Report each line of the entries below that has the word "text" in it.
Supplied material: Begin
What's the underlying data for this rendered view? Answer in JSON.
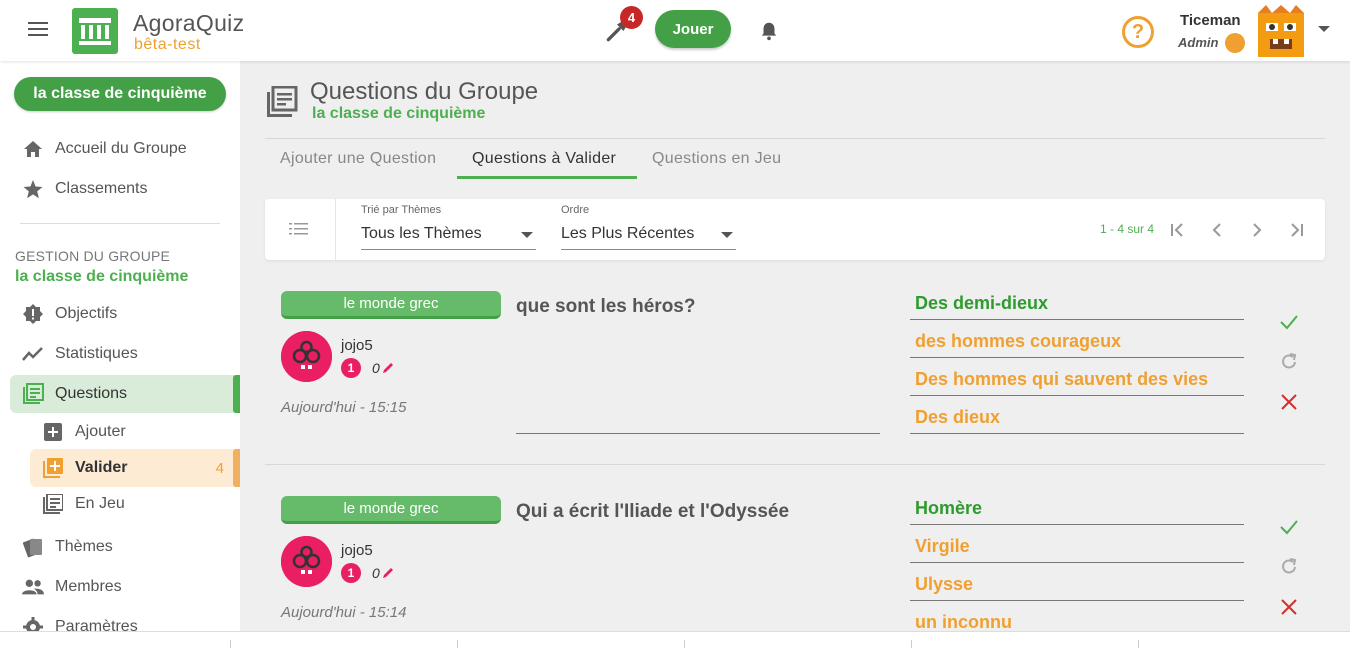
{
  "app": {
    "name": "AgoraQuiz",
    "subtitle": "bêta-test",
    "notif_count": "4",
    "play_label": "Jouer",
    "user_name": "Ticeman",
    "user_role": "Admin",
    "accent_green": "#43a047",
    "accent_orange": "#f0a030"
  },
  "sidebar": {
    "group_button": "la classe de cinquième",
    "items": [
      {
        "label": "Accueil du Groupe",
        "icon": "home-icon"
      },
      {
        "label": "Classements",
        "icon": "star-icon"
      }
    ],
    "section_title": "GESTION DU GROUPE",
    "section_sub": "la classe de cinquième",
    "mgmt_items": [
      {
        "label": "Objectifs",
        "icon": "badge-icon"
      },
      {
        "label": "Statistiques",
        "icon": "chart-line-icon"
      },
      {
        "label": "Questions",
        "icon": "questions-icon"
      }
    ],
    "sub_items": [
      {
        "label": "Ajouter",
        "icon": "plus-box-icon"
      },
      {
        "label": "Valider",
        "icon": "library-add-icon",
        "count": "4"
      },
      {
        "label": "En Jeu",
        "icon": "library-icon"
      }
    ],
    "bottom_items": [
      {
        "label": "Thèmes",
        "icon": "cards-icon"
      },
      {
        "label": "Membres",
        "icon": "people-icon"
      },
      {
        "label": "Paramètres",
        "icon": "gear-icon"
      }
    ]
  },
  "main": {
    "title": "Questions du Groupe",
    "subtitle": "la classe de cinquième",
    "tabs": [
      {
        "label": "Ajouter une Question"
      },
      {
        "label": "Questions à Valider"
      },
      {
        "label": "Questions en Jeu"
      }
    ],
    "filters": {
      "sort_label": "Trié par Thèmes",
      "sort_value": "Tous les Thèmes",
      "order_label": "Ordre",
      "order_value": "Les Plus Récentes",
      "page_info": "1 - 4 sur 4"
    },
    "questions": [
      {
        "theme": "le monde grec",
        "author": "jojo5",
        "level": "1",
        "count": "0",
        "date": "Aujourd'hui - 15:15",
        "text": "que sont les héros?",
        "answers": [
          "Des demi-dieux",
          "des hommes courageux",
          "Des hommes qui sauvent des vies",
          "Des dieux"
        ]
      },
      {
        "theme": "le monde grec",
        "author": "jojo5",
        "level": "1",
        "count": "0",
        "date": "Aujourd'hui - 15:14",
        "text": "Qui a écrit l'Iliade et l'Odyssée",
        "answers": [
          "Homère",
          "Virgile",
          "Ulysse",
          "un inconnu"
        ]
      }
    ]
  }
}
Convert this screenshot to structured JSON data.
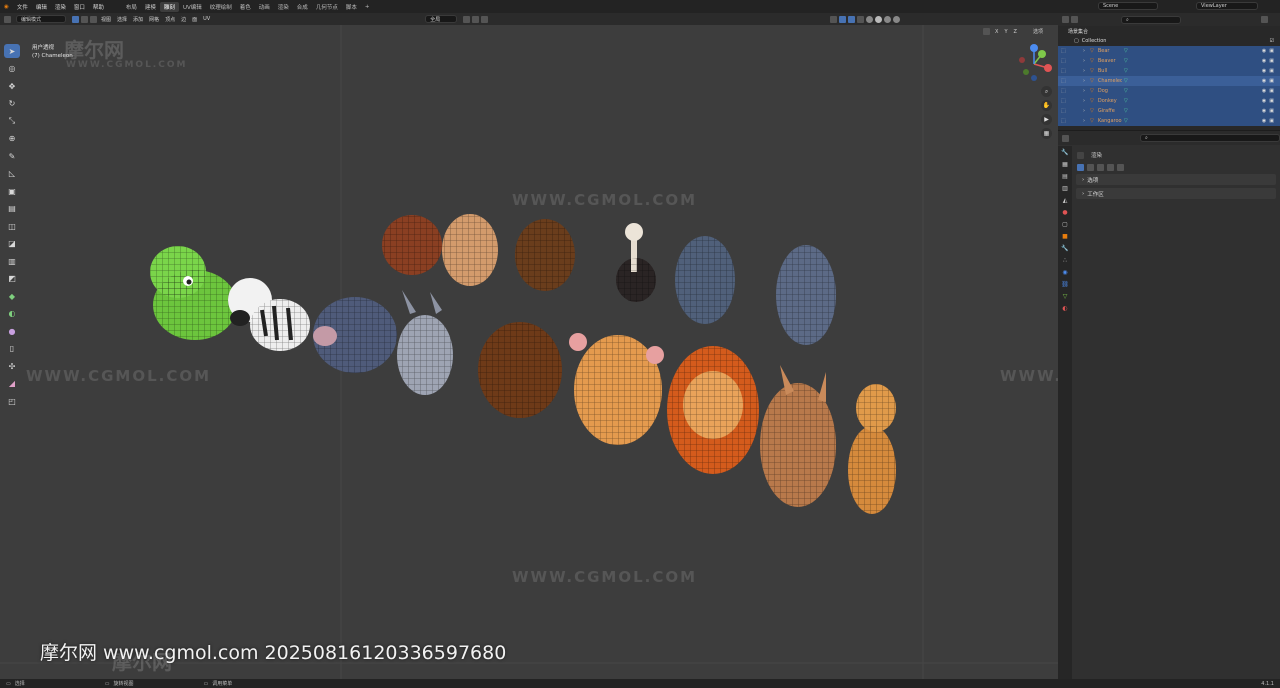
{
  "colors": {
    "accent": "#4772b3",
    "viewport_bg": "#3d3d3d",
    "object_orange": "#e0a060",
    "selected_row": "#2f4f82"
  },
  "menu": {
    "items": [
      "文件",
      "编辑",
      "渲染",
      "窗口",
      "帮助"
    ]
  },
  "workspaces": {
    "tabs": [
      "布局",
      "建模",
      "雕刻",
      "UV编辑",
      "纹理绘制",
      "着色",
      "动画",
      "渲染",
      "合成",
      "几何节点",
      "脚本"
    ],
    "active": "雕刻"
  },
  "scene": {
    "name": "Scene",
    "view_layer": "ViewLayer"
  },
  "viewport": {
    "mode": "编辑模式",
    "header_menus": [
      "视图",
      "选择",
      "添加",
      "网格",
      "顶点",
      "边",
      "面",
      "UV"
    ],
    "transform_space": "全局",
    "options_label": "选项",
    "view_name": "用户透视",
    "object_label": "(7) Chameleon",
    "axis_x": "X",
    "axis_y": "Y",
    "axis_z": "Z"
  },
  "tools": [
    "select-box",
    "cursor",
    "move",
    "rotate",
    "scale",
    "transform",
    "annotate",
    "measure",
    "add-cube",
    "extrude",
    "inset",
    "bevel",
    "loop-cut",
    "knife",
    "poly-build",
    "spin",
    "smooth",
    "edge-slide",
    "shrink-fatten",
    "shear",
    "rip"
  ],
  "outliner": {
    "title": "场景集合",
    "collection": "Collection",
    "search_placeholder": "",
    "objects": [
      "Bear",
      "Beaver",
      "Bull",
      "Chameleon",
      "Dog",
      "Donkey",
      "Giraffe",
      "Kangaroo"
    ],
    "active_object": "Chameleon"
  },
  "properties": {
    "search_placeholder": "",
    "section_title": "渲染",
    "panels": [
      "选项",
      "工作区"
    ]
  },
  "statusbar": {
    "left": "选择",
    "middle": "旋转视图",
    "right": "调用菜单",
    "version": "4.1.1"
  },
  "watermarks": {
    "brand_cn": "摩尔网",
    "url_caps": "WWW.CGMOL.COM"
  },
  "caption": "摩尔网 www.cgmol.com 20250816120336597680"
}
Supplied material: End
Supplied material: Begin
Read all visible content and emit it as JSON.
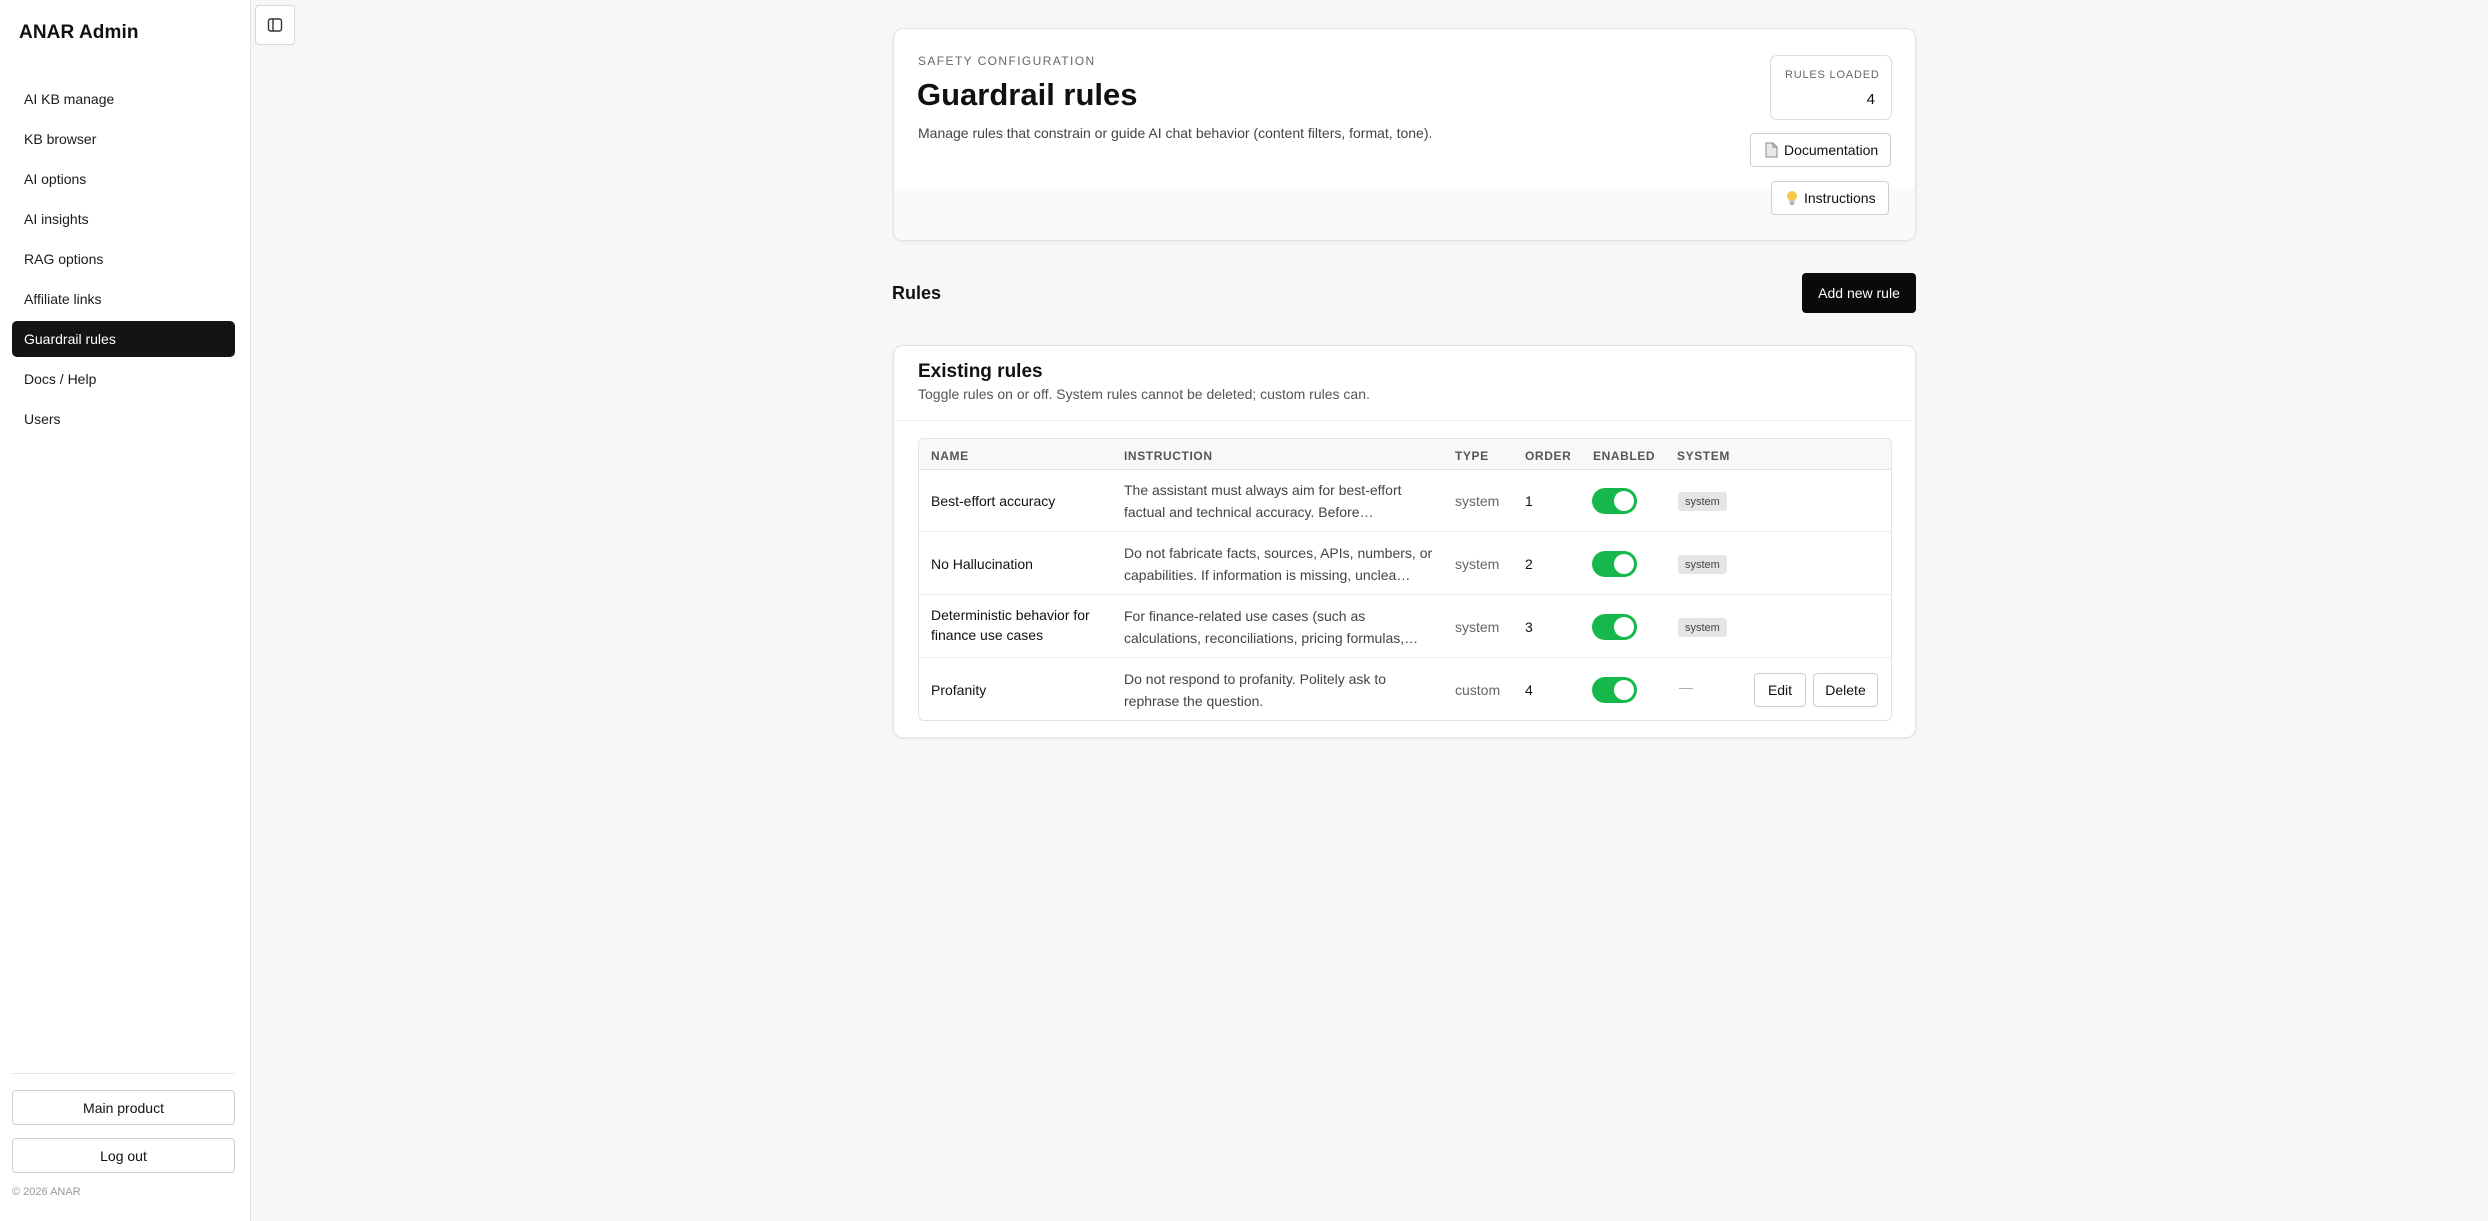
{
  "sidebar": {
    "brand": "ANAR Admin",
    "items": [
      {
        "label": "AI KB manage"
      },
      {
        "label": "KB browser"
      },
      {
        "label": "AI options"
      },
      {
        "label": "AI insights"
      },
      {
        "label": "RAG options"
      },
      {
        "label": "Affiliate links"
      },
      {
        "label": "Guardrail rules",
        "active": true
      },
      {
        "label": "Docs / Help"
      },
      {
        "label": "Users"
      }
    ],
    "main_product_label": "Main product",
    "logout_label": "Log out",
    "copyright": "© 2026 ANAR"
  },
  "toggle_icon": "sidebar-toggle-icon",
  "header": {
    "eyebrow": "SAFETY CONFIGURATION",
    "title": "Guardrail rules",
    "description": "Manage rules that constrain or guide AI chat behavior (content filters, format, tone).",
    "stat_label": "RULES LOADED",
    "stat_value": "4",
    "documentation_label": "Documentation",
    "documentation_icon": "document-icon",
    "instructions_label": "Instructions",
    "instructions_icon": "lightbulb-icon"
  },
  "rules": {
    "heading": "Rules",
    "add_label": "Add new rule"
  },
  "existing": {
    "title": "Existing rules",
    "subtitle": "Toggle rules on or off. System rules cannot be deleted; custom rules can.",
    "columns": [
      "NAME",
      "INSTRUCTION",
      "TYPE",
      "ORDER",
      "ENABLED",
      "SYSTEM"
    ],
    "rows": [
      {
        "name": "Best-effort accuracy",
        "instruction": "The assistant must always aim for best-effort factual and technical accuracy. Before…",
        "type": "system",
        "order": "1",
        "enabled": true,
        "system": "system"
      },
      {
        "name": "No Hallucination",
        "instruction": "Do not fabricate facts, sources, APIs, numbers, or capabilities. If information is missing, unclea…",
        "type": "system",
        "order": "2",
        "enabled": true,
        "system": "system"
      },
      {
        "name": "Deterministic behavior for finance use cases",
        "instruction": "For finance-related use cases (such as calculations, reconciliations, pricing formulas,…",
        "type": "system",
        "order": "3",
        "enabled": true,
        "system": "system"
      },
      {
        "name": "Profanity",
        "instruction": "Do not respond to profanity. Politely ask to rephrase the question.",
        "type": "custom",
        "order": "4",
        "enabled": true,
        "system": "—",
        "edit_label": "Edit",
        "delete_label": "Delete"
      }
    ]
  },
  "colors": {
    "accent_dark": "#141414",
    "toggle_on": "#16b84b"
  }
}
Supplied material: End
[Result of the task]:
        "text": "que sont les héros?",
        "text": "Qui a écrit l'Iliade et l'Odyssée",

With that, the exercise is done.